> _Exercise prompt_
Every line of the records below that has the word "title" should be copied.

> _Element data from apps and pages_
━━━━━━━━━━━━━━━━━━━━
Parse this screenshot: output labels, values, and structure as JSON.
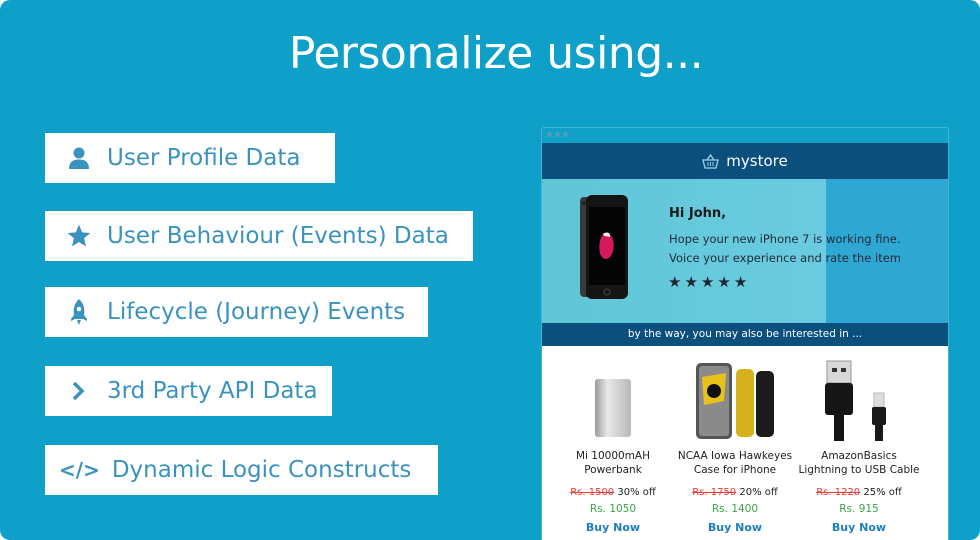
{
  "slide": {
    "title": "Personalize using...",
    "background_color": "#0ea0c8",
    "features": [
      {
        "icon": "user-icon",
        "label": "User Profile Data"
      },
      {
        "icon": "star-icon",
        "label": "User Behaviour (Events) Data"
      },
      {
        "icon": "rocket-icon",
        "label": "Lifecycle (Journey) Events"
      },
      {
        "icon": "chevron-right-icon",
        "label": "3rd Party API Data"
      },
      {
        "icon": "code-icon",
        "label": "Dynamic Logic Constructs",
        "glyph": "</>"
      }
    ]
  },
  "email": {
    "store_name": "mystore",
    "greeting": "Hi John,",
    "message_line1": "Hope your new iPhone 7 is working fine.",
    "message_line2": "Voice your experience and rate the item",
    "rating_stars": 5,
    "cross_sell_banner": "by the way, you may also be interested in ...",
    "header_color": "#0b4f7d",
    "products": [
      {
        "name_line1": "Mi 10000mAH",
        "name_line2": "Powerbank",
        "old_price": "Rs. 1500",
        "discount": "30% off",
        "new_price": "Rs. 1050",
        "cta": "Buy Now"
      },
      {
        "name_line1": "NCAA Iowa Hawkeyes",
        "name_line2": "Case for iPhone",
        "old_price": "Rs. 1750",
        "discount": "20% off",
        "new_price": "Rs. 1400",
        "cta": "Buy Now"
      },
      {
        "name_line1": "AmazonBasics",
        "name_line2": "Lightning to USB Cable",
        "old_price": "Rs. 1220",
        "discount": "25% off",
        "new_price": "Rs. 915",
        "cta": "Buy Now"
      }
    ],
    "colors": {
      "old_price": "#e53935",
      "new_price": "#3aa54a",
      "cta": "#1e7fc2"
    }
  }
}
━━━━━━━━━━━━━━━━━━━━
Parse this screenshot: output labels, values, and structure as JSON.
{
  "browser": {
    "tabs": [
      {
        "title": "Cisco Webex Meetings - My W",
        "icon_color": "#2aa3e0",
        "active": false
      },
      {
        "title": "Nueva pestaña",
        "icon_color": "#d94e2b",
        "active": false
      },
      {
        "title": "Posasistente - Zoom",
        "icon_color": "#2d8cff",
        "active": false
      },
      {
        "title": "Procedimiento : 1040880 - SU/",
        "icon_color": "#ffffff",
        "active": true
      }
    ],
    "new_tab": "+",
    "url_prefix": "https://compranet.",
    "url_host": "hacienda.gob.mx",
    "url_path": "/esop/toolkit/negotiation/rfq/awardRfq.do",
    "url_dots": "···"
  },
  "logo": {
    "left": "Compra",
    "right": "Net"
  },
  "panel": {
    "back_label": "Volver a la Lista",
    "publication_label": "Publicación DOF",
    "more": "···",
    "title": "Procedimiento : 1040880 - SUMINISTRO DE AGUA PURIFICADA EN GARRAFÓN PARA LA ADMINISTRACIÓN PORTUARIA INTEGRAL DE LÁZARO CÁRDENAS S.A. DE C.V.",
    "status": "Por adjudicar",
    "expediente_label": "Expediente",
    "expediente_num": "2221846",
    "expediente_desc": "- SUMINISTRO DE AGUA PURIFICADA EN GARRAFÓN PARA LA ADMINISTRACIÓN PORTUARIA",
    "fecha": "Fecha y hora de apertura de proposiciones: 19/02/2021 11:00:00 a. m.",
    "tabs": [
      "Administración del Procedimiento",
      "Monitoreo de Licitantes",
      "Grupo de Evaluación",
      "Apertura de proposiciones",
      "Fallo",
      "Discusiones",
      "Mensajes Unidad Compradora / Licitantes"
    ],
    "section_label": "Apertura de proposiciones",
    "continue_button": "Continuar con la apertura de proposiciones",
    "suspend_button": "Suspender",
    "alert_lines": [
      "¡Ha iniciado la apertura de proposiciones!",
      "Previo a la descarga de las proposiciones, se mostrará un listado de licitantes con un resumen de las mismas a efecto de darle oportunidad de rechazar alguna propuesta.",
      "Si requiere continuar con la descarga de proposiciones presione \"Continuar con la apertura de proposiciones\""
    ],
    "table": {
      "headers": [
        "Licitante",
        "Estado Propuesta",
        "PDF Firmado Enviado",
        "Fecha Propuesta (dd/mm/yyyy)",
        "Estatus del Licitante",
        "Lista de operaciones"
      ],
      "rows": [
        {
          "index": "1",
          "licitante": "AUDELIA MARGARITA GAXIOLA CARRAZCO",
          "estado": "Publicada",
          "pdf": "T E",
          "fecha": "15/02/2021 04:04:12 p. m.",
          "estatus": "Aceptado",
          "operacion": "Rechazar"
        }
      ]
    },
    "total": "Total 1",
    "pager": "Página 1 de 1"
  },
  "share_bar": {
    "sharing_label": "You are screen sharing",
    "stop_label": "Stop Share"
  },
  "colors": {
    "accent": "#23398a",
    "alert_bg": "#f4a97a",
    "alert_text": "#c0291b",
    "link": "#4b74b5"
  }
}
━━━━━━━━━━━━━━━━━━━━
> _Exercise result_
    "title": "Personalize using...",
        "title": "Cisco Webex Meetings - My W",
        "title": "Nueva pestaña",
        "title": "Posasistente - Zoom",
        "title": "Procedimiento : 1040880 - SU/",
    "title": "Procedimiento : 1040880 - SUMINISTRO DE AGUA PURIFICADA EN GARRAFÓN PARA LA ADMINISTRACIÓN PORTUARIA INTEGRAL DE LÁZARO CÁRDENAS S.A. DE C.V.",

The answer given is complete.